EXERCISE INPUTS:
◆ ◆ ◆ ◆ ◆

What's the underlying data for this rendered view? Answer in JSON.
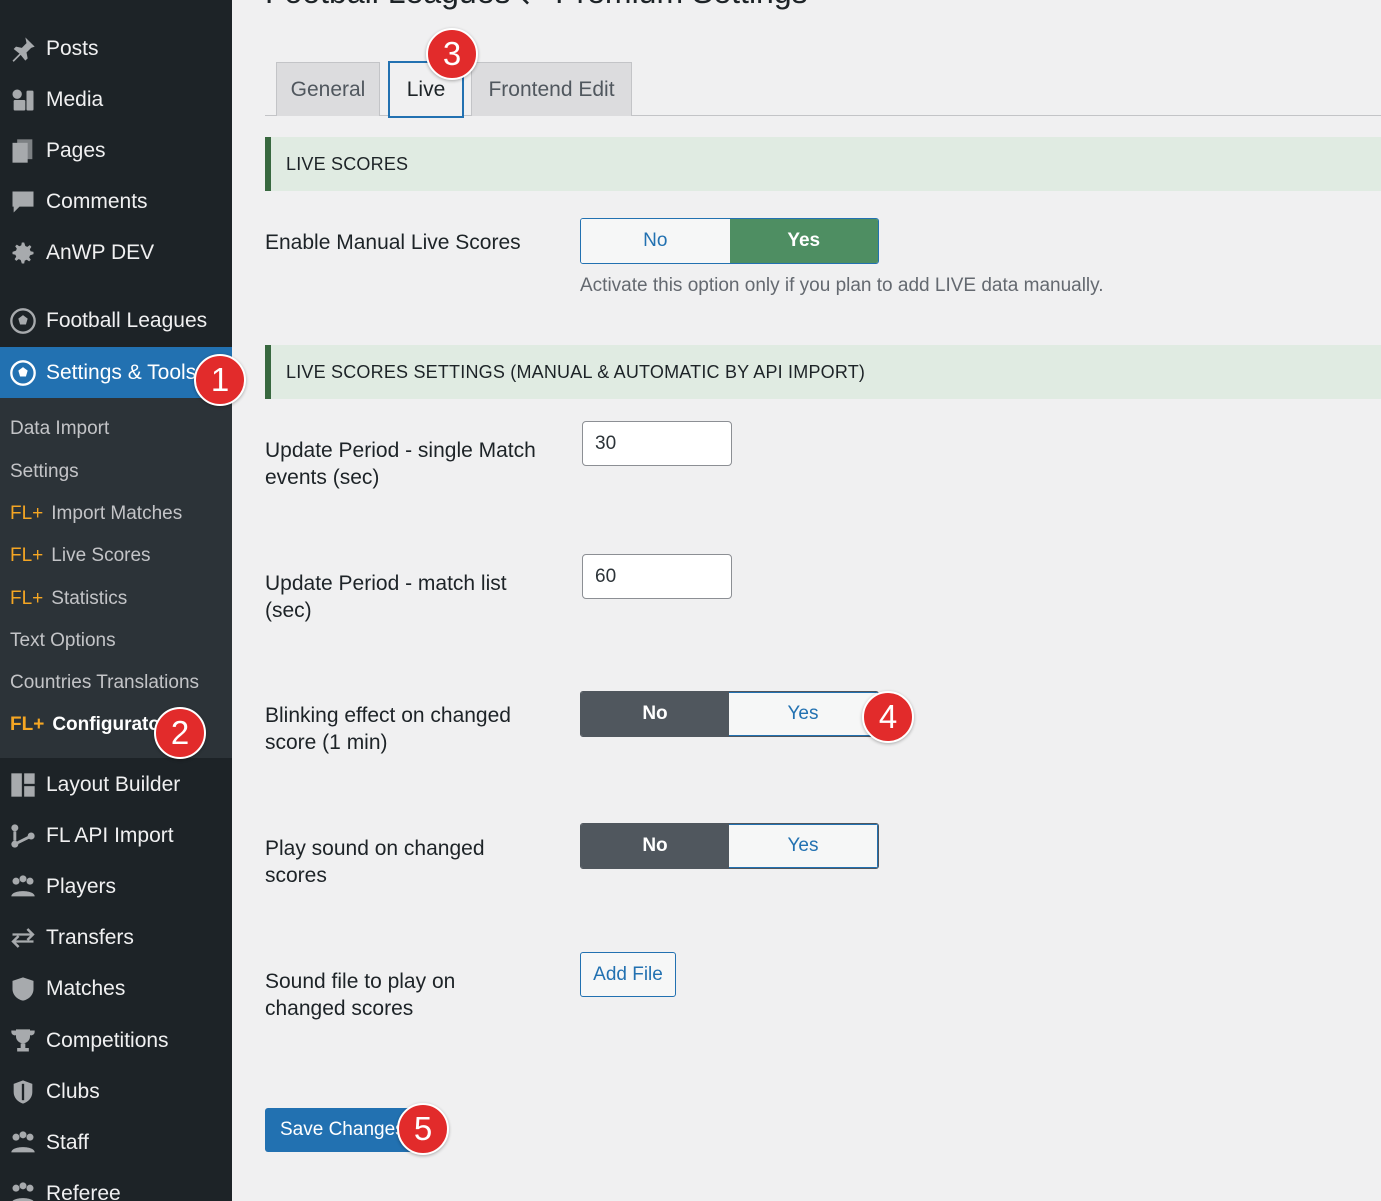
{
  "sidebar": {
    "items": [
      {
        "label": "Posts",
        "icon": "pin-icon"
      },
      {
        "label": "Media",
        "icon": "media-icon"
      },
      {
        "label": "Pages",
        "icon": "pages-icon"
      },
      {
        "label": "Comments",
        "icon": "comment-icon"
      },
      {
        "label": "AnWP DEV",
        "icon": "gear-icon"
      },
      {
        "label": "Football Leagues",
        "icon": "soccer-ball-icon"
      },
      {
        "label": "Settings & Tools",
        "icon": "soccer-ball-icon"
      },
      {
        "label": "Layout Builder",
        "icon": "layout-icon"
      },
      {
        "label": "FL API Import",
        "icon": "api-icon"
      },
      {
        "label": "Players",
        "icon": "players-icon"
      },
      {
        "label": "Transfers",
        "icon": "transfer-icon"
      },
      {
        "label": "Matches",
        "icon": "shield-icon"
      },
      {
        "label": "Competitions",
        "icon": "trophy-icon"
      },
      {
        "label": "Clubs",
        "icon": "club-shield-icon"
      },
      {
        "label": "Staff",
        "icon": "staff-icon"
      },
      {
        "label": "Referee",
        "icon": "referee-icon"
      }
    ],
    "submenu": [
      {
        "prefix": "",
        "label": "Data Import"
      },
      {
        "prefix": "",
        "label": "Settings"
      },
      {
        "prefix": "FL+",
        "label": "Import Matches"
      },
      {
        "prefix": "FL+",
        "label": "Live Scores"
      },
      {
        "prefix": "FL+",
        "label": "Statistics"
      },
      {
        "prefix": "",
        "label": "Text Options"
      },
      {
        "prefix": "",
        "label": "Countries Translations"
      },
      {
        "prefix": "FL+",
        "label": "Configurator"
      }
    ]
  },
  "page": {
    "title": "Football Leagues ⇄ Premium Settings",
    "tabs": [
      "General",
      "Live",
      "Frontend Edit"
    ],
    "active_tab": "Live"
  },
  "sections": {
    "live_scores": "LIVE SCORES",
    "live_settings": "LIVE SCORES SETTINGS (MANUAL & AUTOMATIC BY API IMPORT)"
  },
  "fields": {
    "enable_manual": {
      "label": "Enable Manual Live Scores",
      "no": "No",
      "yes": "Yes",
      "selected": "Yes",
      "description": "Activate this option only if you plan to add LIVE data manually."
    },
    "update_single": {
      "label": "Update Period - single Match events (sec)",
      "value": "30"
    },
    "update_list": {
      "label": "Update Period - match list (sec)",
      "value": "60"
    },
    "blinking": {
      "label": "Blinking effect on changed score (1 min)",
      "no": "No",
      "yes": "Yes",
      "selected": "No"
    },
    "play_sound": {
      "label": "Play sound on changed scores",
      "no": "No",
      "yes": "Yes",
      "selected": "No"
    },
    "sound_file": {
      "label": "Sound file to play on changed scores",
      "button": "Add File"
    }
  },
  "save_button": "Save Changes",
  "badges": [
    "1",
    "2",
    "3",
    "4",
    "5"
  ],
  "colors": {
    "accent": "#2271b1",
    "sidebar": "#1d2327",
    "toggle_on": "#4e8e62",
    "badge": "#e22b2b"
  }
}
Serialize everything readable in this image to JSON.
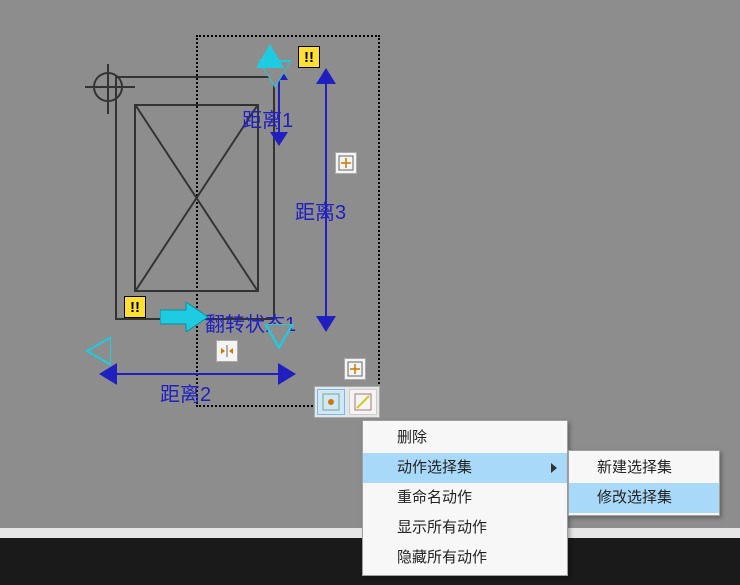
{
  "labels": {
    "distance1": "距离1",
    "distance2": "距离2",
    "distance3": "距离3",
    "flip_state1": "翻转状态1"
  },
  "warning_badges": {
    "b1": "!!",
    "b2": "!!"
  },
  "context_menu": {
    "items": {
      "delete": "删除",
      "action_selection": "动作选择集",
      "rename_action": "重命名动作",
      "show_all_actions": "显示所有动作",
      "hide_all_actions": "隐藏所有动作"
    },
    "highlight": "action_selection"
  },
  "submenu": {
    "items": {
      "new_selection_set": "新建选择集",
      "modify_selection_set": "修改选择集"
    },
    "highlight": "modify_selection_set"
  },
  "icons": {
    "warning": "warning-icon",
    "action1": "stretch-action-icon",
    "action2": "flip-action-icon",
    "btn_left": "tool-button-1",
    "btn_right": "tool-button-2"
  }
}
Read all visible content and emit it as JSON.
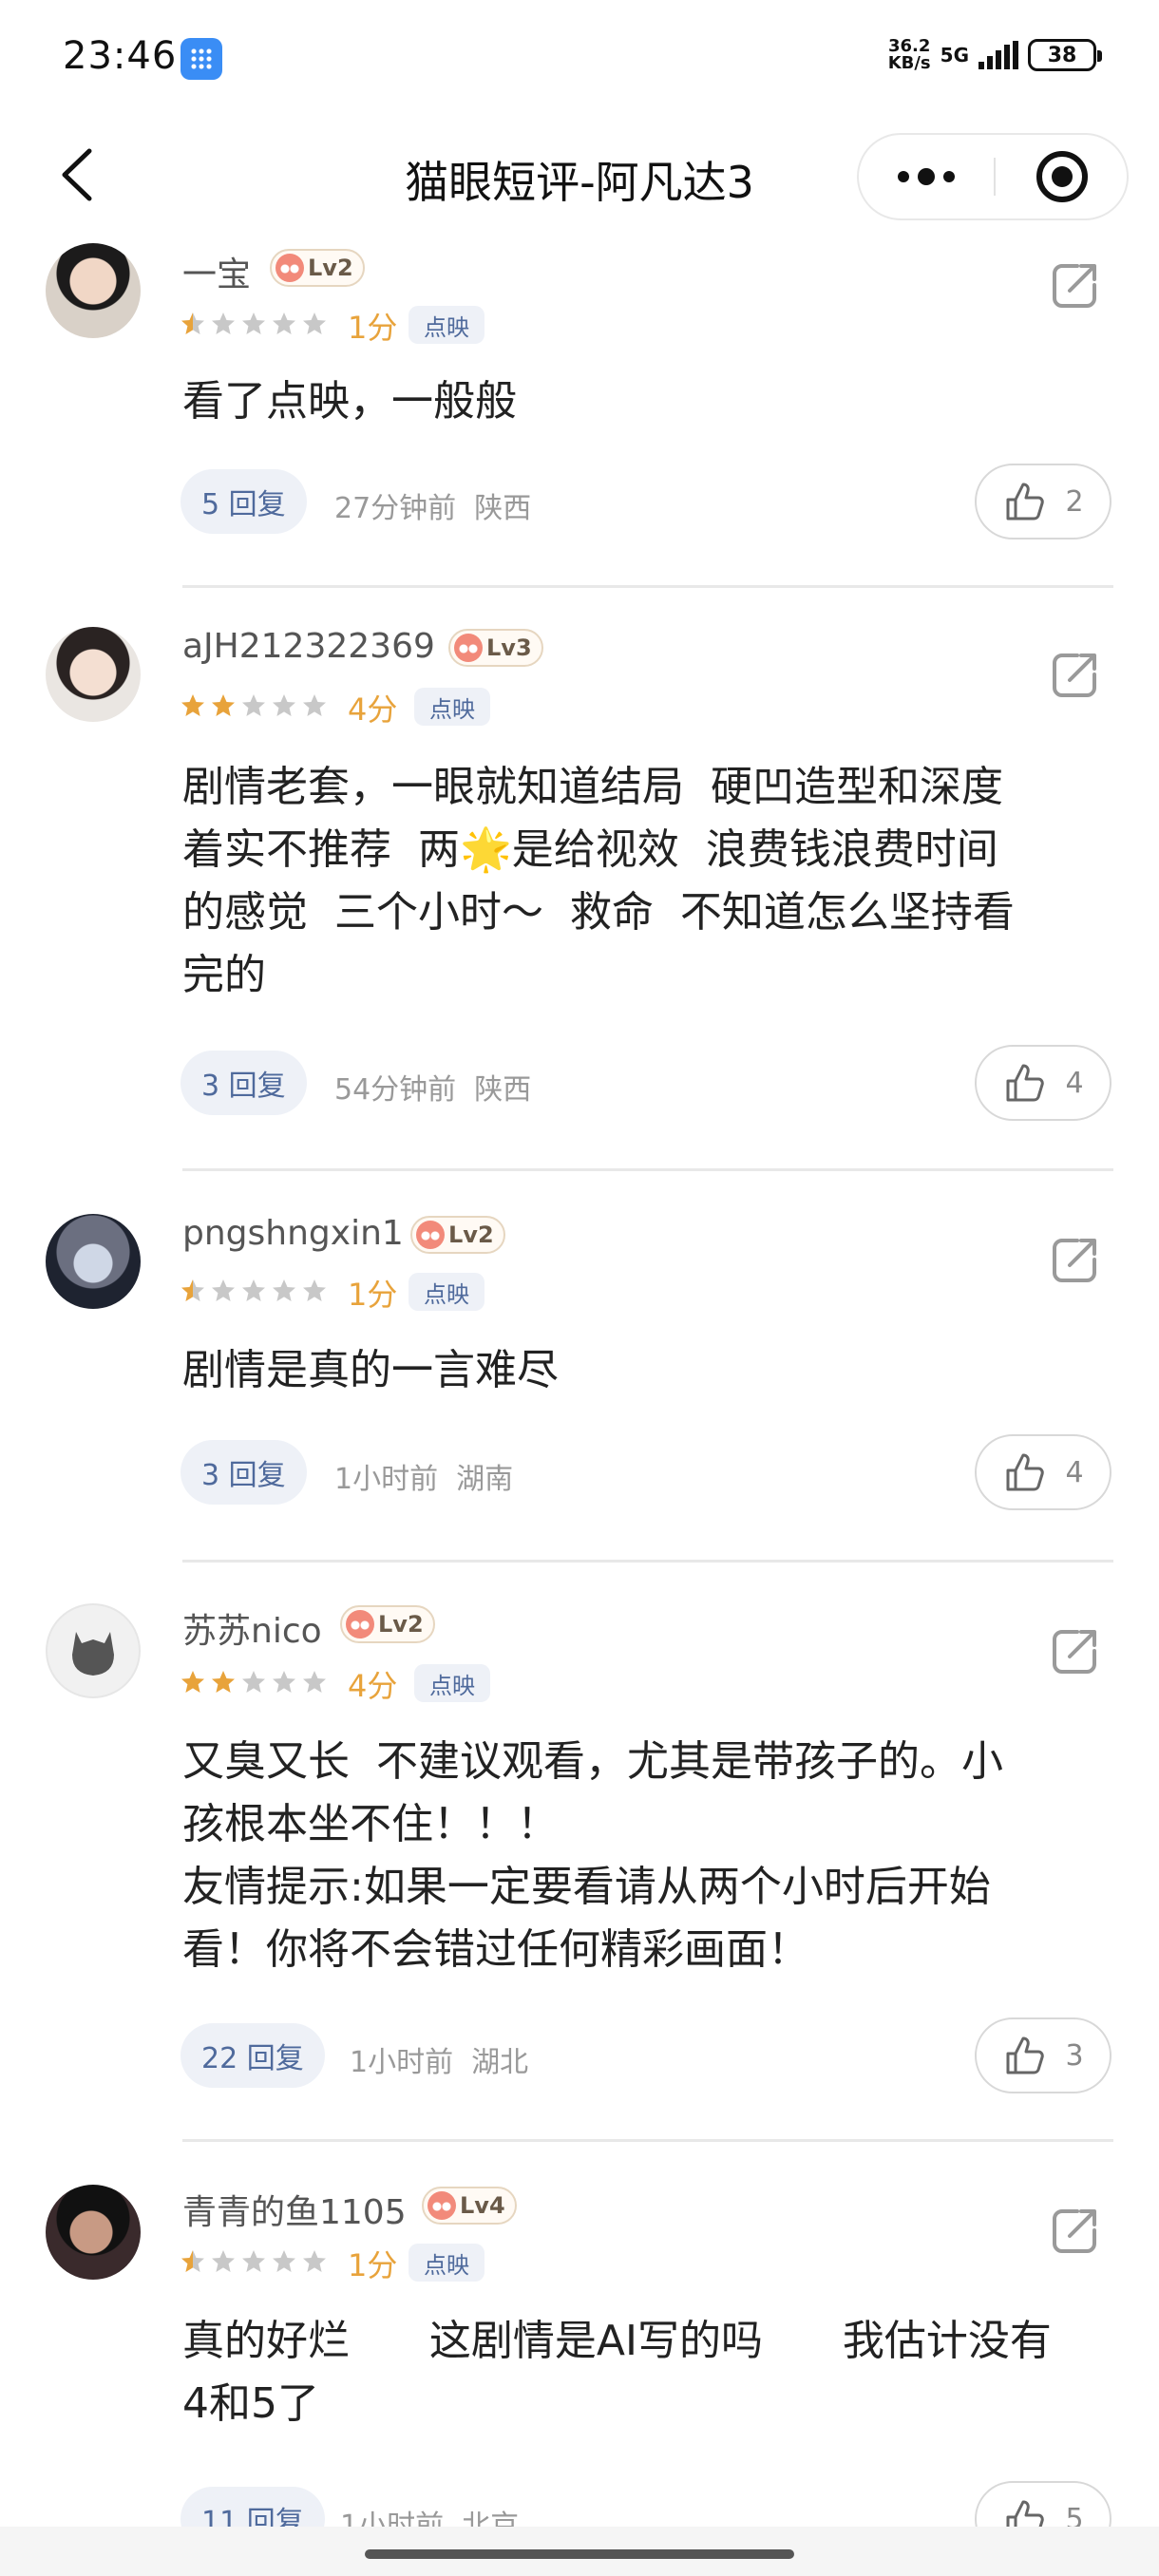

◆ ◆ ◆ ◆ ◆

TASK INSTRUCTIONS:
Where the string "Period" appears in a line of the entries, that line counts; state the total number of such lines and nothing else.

WORKED SOLUTION:
2